Why Invest in Negative Yielding Bonds?
When the German 10-year bund sold at -0.05% in July 2016, it was a watershed moment for many investors.³ Germany became the first Eurozone country to sell 10-year debt at a negative yield; as a benchmark issue in Europe, it established a precedent for other nations to follow.³ Germany’s sub-zero debt auction also further fueled the debate over why investors purchase negative yielding bonds. We believe that, for many investors, the primary motivation for doing so is the perceived safety of high-grade bonds and potential for price appreciation. For some investors, the need for capital preservation exceeds the risk of negative returns. For others, the possibility that rates become increasingly negative, and result in higher bond prices, is a risk worth taking. Additionally, in some countries, deposit rates are even more negative than sovereign bond yields, making that debt relatively more attractive. Further, regulatory requirements may cause certain investors to purchase specific assets regardless of their yield.
With negative yielding debt pervasive globally, many investors are in search of incremental yield in the U.S. The resulting impact has been persistently low volatility and tight credit spreads. In this environment, actively managed strategies that employ ongoing security selection and sector rotation may deliver excess return. At IR+M, our strategies are well-diversified and traditionally include allocations to high quality corporate bonds, ABS, Small Business Administration (SBA) loans, Agency and Non-Agency CMBS, and Agency fixed- and adjustable-rate mortgages. Our investment philosophy is consistent across the complex, and centers on our disciplined, bottom-up approach to uncovering issuers that have strong fundamentals and low idiosyncratic risk. Accordingly, these strategies have the potential to perform well in a multitude of interest rate scenarios.

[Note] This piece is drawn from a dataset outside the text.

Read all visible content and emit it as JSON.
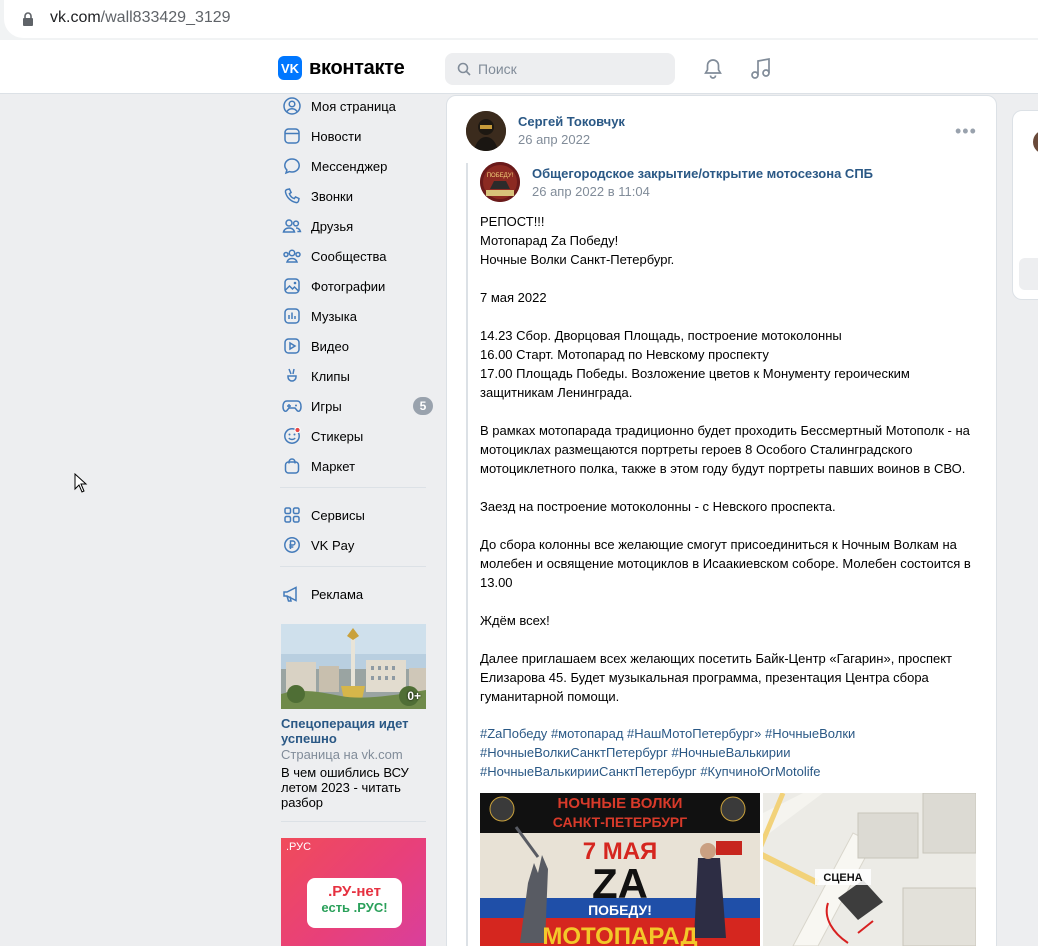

At IR+M, we maintain a steadfast commitment to bottom-up security selection and sector rotation, which we believe can drive excess returns in the most challenging interest rate environments. With yields on bellwether bonds at historical lows, we believe that our well-diversified, duration-neutral strategies are viable options for investors who are in search of additional yield.

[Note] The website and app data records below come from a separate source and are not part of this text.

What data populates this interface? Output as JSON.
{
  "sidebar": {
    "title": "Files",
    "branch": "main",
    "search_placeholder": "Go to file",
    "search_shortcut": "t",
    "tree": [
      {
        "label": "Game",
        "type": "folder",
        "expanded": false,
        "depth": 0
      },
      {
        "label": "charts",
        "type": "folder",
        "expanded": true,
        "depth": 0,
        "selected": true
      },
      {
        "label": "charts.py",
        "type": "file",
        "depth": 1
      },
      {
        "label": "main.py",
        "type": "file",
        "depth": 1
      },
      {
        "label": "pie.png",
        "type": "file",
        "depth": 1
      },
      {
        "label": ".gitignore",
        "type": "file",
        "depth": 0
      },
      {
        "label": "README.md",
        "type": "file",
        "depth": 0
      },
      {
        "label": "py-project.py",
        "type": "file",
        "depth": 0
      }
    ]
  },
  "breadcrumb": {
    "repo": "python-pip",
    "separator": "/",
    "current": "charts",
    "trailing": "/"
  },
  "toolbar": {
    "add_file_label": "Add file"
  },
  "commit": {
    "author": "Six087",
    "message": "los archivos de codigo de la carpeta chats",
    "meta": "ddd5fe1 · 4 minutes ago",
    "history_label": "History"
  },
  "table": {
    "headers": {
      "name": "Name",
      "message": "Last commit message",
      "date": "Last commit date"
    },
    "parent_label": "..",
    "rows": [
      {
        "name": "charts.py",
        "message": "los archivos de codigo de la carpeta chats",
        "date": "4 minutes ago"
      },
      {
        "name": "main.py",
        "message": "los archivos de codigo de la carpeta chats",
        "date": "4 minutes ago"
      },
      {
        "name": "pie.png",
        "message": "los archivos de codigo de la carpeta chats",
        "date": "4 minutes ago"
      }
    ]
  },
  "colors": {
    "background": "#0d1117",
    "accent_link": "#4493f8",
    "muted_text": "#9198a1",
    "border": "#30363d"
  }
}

¹Bloomberg Barclays. ²Fitch. ³Wall Street Journal. ⁴Representative portfolio characteristics as of 9/30/16. Some statistics require assumptions for calculations which can be disclosed upon request. A similar analysis can be provided for any portfolio we manage. ⁵Yields are represented as of the above date and are subject to change.

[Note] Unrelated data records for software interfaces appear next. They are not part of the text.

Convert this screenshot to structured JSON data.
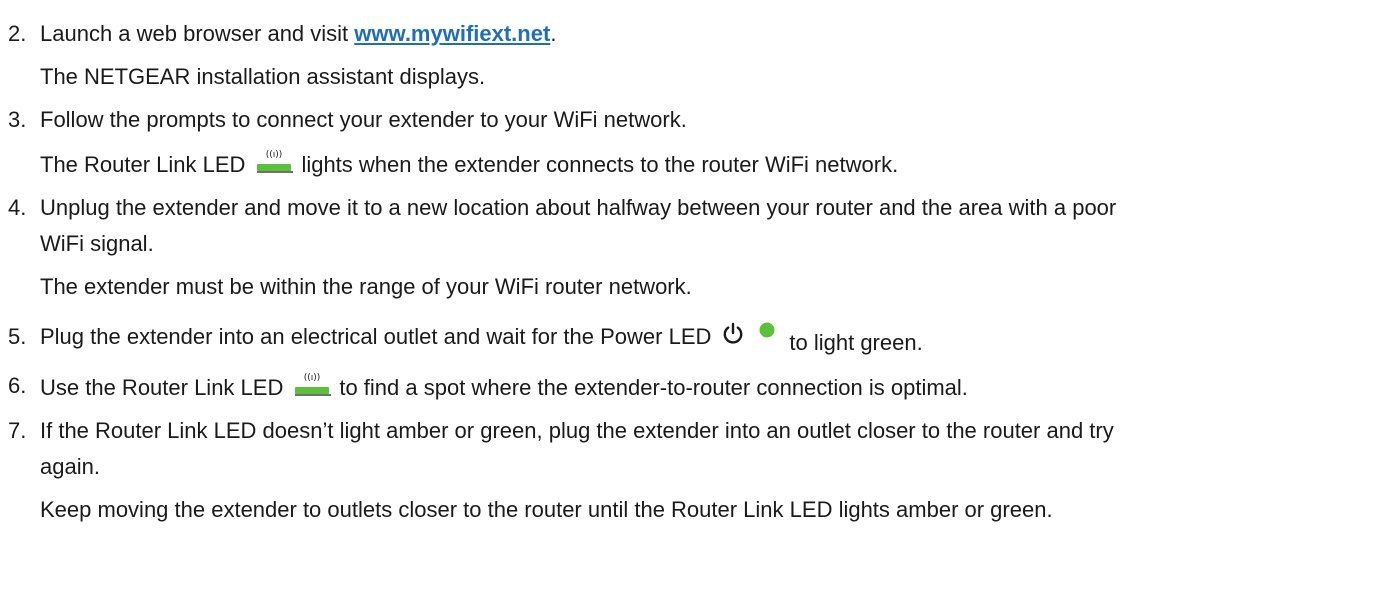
{
  "steps": [
    {
      "number": "2.",
      "pre": "Launch a web browser and visit ",
      "link": "www.mywifiext.net",
      "post": ".",
      "note": "The NETGEAR installation assistant displays."
    },
    {
      "number": "3.",
      "text": "Follow the prompts to connect your extender to your WiFi network.",
      "note_pre": "The Router Link LED",
      "note_post": "lights when the extender connects to the router WiFi network."
    },
    {
      "number": "4.",
      "line1": "Unplug the extender and move it to a new location about halfway between your router and the area with a poor",
      "line2": "WiFi signal.",
      "note": "The extender must be within the range of your WiFi router network."
    },
    {
      "number": "5.",
      "pre": "Plug the extender into an electrical outlet and wait for the Power LED",
      "post": "to light green."
    },
    {
      "number": "6.",
      "pre": "Use the Router Link LED",
      "post": "to find a spot where the extender-to-router connection is optimal."
    },
    {
      "number": "7.",
      "line1": "If the Router Link LED doesn’t light amber or green, plug the extender into an outlet closer to the router and try",
      "line2": "again.",
      "note": "Keep moving the extender to outlets closer to the router until the Router Link LED lights amber or green."
    }
  ],
  "colors": {
    "link": "#1f6fb5",
    "led_green": "#5cc13a",
    "text": "#1a1a1a"
  },
  "icons": {
    "router_link": "router-link-led-icon",
    "power": "power-icon",
    "led_dot": "green-led-dot-icon"
  }
}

*Cross-currency basis swap: The cost to borrow one currency in exchange for another.
The views contained in this report are those of IR+M and are based on information obtained by IR+M from sources that are believed to be reliable. This report is for informational purposes only and is not intended to provide specific advice, recommendations for, or projected returns of any particular IR+M product. No part of this material may be reproduced in any form, or referred to in any other publication, without express written permission from Income Research & Management.